For the BJP, on the other hand, it was a reality check. After its best ever performance in the State in the 2014 Lok Sabha elections, in which its vote share shot up to 17 per cent from around 6 per cent, it could not, for reasons of its own creation, keep up the momentum. A directionless leadership and violent inner-party bickering that surfaced just before the filing of the nomination papers for the municipal elections exposed the inherent weaknesses of the State unit and the enormous distance it still needs to go before it can emerge as a viable alternative political force in West Bengal. Acknowledging that his party “must get its house in order”, senior BJP leader Tathagata Roy feels that his party should not be judged by the civic poll results. “This was fought on local issues. Moreover, the widespread rigging and the partisan nature of the police rendered the results largely invalid. In 2016, the story will be different as the election process will not be in the hands of Mamata Banerjee but the Central forces.” The BJP could take a little comfort from the fact that it managed to win a ward on Mamata’s own home turf, when it wrested ward no. 70 from the ruling party in Bhowanipore in south Kolkata.

Congress holds on

The Congress, which has been plagued by constant defection from both its rank and file and leadership, held on to its strongholds in north Bengal, winning two municipalities in Murshidabad, two in Uttar Dinajpur, and one in Purulia. However, it lost the English Bazaar Municipality in Malda to the Trinamool.

“We still have potential, but the party needs to project itself in a much stronger manner in the State. The leadership now needs to come up with proper strategies and resources,” veteran Pradesh Congress leader Om Prakash Mishra told Frontline.

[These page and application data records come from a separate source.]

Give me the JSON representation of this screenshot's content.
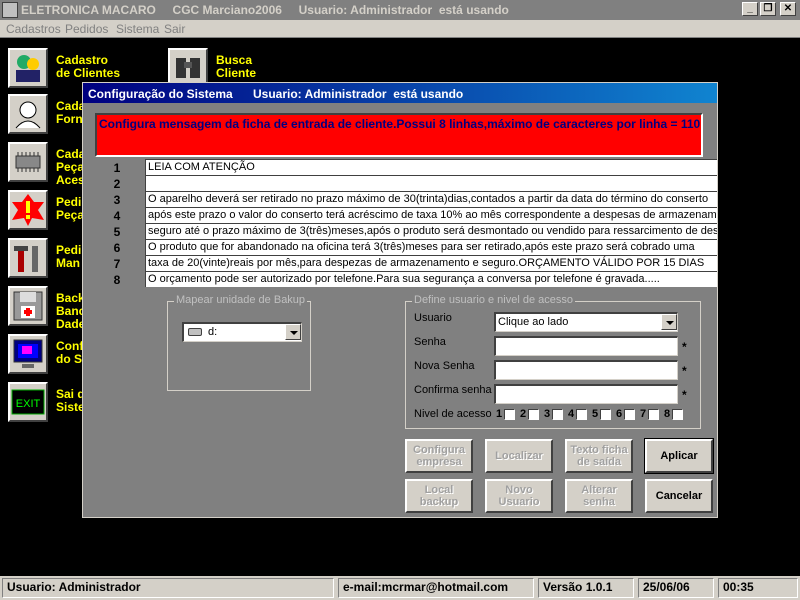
{
  "window": {
    "title": "ELETRONICA MACARO     CGC Marciano2006     Usuario: Administrador  está usando",
    "minimize": "_",
    "restore": "❐",
    "close": "✕"
  },
  "menu": {
    "items": [
      {
        "label": "Cadastros"
      },
      {
        "label": "Pedidos"
      },
      {
        "label": "Sistema"
      },
      {
        "label": "Sair"
      }
    ]
  },
  "launchers": [
    {
      "label": "Cadastro\nde Clientes",
      "icon": "people-icon"
    },
    {
      "label": "Busca\nCliente",
      "icon": "binoculars-icon"
    },
    {
      "label": "Cada\nForn",
      "icon": "phone-person-icon"
    },
    {
      "label": "Cada\nPeça\nAces",
      "icon": "chip-icon"
    },
    {
      "label": "Pedi\nPeça",
      "icon": "alert-icon"
    },
    {
      "label": "Pedi\nMan",
      "icon": "tools-icon"
    },
    {
      "label": "Back\nBanc\nDade",
      "icon": "floppy-icon"
    },
    {
      "label": "Conf\ndo Si",
      "icon": "monitor-icon"
    },
    {
      "label": "Sai d\nSiste",
      "icon": "exit-icon"
    }
  ],
  "dialog": {
    "title": "Configuração do Sistema",
    "user_status": "Usuario: Administrador  está usando",
    "banner": "Configura mensagem da ficha de entrada de cliente.Possui 8 linhas,máximo de caracteres por linha = 110",
    "lines": [
      {
        "num": "1",
        "text": "LEIA COM ATENÇÃO"
      },
      {
        "num": "2",
        "text": ""
      },
      {
        "num": "3",
        "text": "O aparelho deverá ser retirado no prazo máximo de 30(trinta)dias,contados a partir da data do término do conserto"
      },
      {
        "num": "4",
        "text": "após este prazo o valor do conserto terá acréscimo de taxa 10% ao mês correspondente a despesas de armazenamento"
      },
      {
        "num": "5",
        "text": "seguro até o prazo máximo de 3(três)meses,após o produto será desmontado ou vendido para ressarcimento de despesa"
      },
      {
        "num": "6",
        "text": "O produto que for abandonado na oficina terá 3(três)meses para ser retirado,após este prazo será cobrado uma"
      },
      {
        "num": "7",
        "text": "taxa de 20(vinte)reais por mês,para despezas de armazenamento e seguro.ORÇAMENTO VÁLIDO POR 15 DIAS"
      },
      {
        "num": "8",
        "text": "O orçamento pode ser autorizado por telefone.Para sua segurança a conversa por telefone é gravada....."
      }
    ],
    "backup_group": {
      "legend": "Mapear unidade de Bakup",
      "drive_value": "d:"
    },
    "user_group": {
      "legend": "Define usuario e nivel de acesso",
      "usuario_label": "Usuario",
      "usuario_value": "Clique ao lado",
      "senha_label": "Senha",
      "nova_senha_label": "Nova Senha",
      "confirma_label": "Confirma senha",
      "nivel_label": "Nivel de acesso",
      "required_mark": "*",
      "levels": [
        "1",
        "2",
        "3",
        "4",
        "5",
        "6",
        "7",
        "8"
      ]
    },
    "buttons": {
      "configura_empresa": "Configura\nempresa",
      "localizar": "Localizar",
      "texto_ficha": "Texto ficha\nde saída",
      "aplicar": "Aplicar",
      "local_backup": "Local\nbackup",
      "novo_usuario": "Novo\nUsuario",
      "alterar_senha": "Alterar\nsenha",
      "cancelar": "Cancelar"
    }
  },
  "statusbar": {
    "user": "Usuario: Administrador",
    "email": "e-mail:mcrmar@hotmail.com",
    "version": "Versão 1.0.1",
    "date": "25/06/06",
    "time": "00:35"
  }
}
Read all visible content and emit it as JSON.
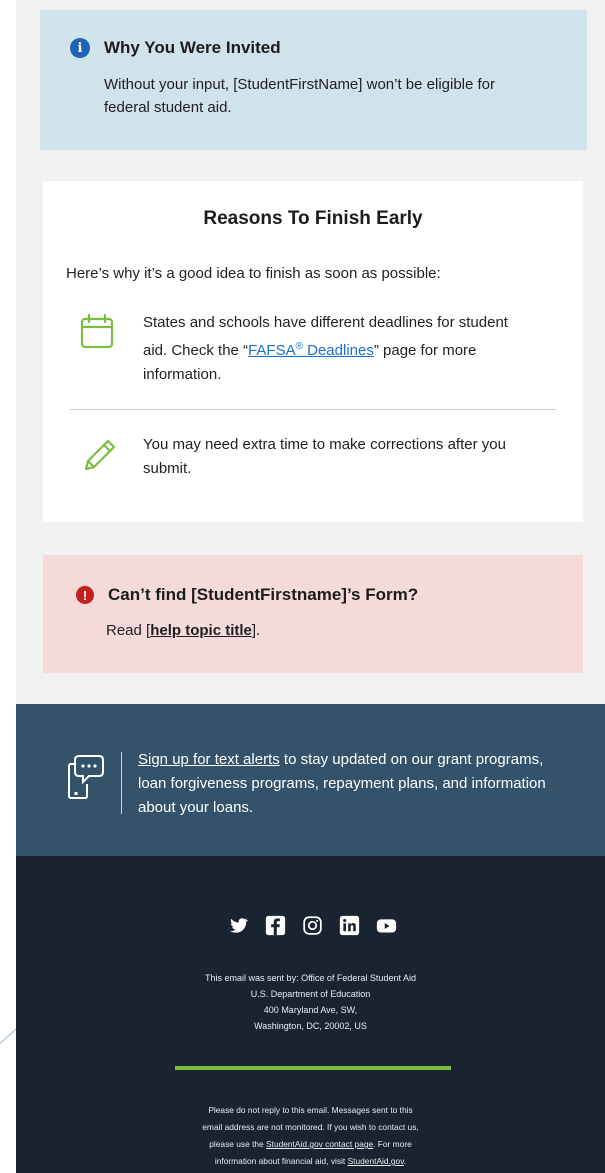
{
  "invited": {
    "icon": "info-icon",
    "title": "Why You Were Invited",
    "body": "Without your input, [StudentFirstName] won’t be eligible for federal student aid."
  },
  "reasons": {
    "title": "Reasons To Finish Early",
    "intro": "Here’s why it’s a good idea to finish as soon as possible:",
    "items": [
      {
        "icon": "calendar-icon",
        "text_before": "States and schools have different deadlines for student aid. Check the “",
        "link": "FAFSA",
        "link_sup": "®",
        "link_after": " Deadlines",
        "text_after": "” page for more information."
      },
      {
        "icon": "pencil-icon",
        "text": "You may need extra time to make corrections after you submit."
      }
    ]
  },
  "cantfind": {
    "icon": "alert-icon",
    "title": "Can’t find [StudentFirstname]’s Form?",
    "read_prefix": "Read [",
    "link": "help topic title",
    "read_suffix": "]."
  },
  "text_alerts": {
    "icon": "phone-chat-icon",
    "link": "Sign up for text alerts",
    "text": " to stay updated on our grant programs, loan forgiveness programs, repayment plans, and information about your loans."
  },
  "footer": {
    "social_icons": [
      "twitter-icon",
      "facebook-icon",
      "instagram-icon",
      "linkedin-icon",
      "youtube-icon"
    ],
    "sent_by": [
      "This email was sent by: Office of Federal Student Aid",
      "U.S. Department of Education",
      "400 Maryland Ave, SW,",
      "Washington, DC, 20002, US"
    ],
    "noreply_line1": "Please do not reply to this email. Messages sent to this",
    "noreply_line2": "email address are not monitored. If you wish to contact us,",
    "noreply_line3_before": "please use the ",
    "noreply_line3_link": "StudentAid.gov contact page",
    "noreply_line3_after": ". For more",
    "noreply_line4_before": "information about financial aid, visit ",
    "noreply_line4_link": "StudentAid.gov",
    "noreply_line4_after": "."
  },
  "colors": {
    "invited_bg": "#d0e2ea",
    "alert_bg": "#f5dada",
    "alerts_band": "#34536a",
    "footer_bg": "#1a2430",
    "accent_green": "#7bbd3f",
    "link_blue": "#1a6fd1"
  }
}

Related Articles

This article is closed for comments.
Please Email the Editor